For the best part of 14 years I lurked on the chat board of and its successor, before the latter was disabled by malware in January.

I observed amazing success, particularly during the high-speed run in the likes of Dimension Data. In those days, technical trading involved picking a "liquid trender", a share showing keen buyer interest backed by plenty of speculative cash.

Warrants were the preferred derivative tools, later to be augmented by single-stock futures.

Didata wasn't the only fancied stock: it was not solely a tech-driven bull market in the fiery days of the late 1990s. Many a trader made a fortune on the likes of Iscor and De Beers (both later to be delisted) and grand dame Anglo American itself acted like a bouncy teenager growing inches every month.

The trick in trading, back then, was to follow old-fangled Dow Theory: a rising share price will fall to a certain level (a "lower high"), bounce, then attempt to break the "resistance" level of its former peak. Should it pierce that mark, all bets were on. In the case of Didata et al, the money-making bet was to follow the primary trend.

It was simple: the mood of the market, disregarding as it did the silly price-to-earnings ratios of the stocks in question, divined that buying and holding was a sure thing.

Certainly, the big money (what day traders call "pigmen") would try to finagle prices, but in a rollicking, liquid market, an almost universally positive sentiment reigned free.

After the crash in 2001, global market indexes recovered, then collapsed again in 2007. But few of the smartest could find a direction worth trading.

Going by texts I saved from those millennial days, there had been a change in attitude. Trend-following trading systems no longer worked. There were no more "liquid trenders", no sure things.

Some day-traders tried buying and selling based on crossovers on a share or index's seven- and 21-day moving averages. It was a hellish hit-and-miss trial.

Many traders, some of whom I met, went bust. Their trading systems were always top notch, their dedication and discipline went without question. Yet something went cockeyed. No previously infallible techniques worked.

Nobody likes to admit to believing in voodoo, but six years ago Elliott Wave theory (based on the mood of the market translated into buying and selling behaviour) said we were entering a blow-off phase.
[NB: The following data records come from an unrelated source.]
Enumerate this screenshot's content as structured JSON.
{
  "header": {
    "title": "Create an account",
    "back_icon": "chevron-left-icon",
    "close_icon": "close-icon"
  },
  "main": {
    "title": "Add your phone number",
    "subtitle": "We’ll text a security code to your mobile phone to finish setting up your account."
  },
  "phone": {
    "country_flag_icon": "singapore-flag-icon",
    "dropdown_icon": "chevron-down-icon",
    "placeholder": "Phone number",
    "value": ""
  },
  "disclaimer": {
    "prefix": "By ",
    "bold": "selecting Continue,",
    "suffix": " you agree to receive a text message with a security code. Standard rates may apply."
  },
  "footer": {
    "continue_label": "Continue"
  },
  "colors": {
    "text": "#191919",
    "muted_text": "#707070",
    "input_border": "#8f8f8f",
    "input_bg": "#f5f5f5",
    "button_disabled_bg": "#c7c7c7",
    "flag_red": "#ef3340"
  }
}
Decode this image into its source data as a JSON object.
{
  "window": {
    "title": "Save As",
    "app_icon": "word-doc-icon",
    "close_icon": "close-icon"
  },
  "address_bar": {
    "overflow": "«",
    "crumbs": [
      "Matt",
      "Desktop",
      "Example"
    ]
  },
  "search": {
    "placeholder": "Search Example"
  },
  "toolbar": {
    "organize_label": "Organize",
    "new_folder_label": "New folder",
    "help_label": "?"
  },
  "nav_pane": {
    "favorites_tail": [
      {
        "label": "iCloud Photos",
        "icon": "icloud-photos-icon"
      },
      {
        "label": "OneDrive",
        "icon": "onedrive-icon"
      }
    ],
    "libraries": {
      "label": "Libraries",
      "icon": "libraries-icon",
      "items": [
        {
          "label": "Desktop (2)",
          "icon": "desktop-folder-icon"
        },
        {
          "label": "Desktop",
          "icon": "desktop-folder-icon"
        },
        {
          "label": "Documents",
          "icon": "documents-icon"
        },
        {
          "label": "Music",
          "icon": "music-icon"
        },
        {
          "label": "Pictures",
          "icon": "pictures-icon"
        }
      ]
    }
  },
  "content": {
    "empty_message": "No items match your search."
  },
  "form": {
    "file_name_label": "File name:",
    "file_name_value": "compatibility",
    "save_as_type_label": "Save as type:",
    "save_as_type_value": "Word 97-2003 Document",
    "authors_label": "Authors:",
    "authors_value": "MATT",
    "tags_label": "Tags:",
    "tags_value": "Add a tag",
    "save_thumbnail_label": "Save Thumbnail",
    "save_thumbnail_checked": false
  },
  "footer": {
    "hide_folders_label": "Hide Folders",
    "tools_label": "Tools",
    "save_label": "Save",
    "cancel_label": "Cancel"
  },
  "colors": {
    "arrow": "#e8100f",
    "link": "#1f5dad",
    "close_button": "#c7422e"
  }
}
The buying spree to date has been supported by nothing but hope, which is why I, belatedly, agree that we're in for a ghastly 2013.


* This article was first published in Sunday Times: Business Times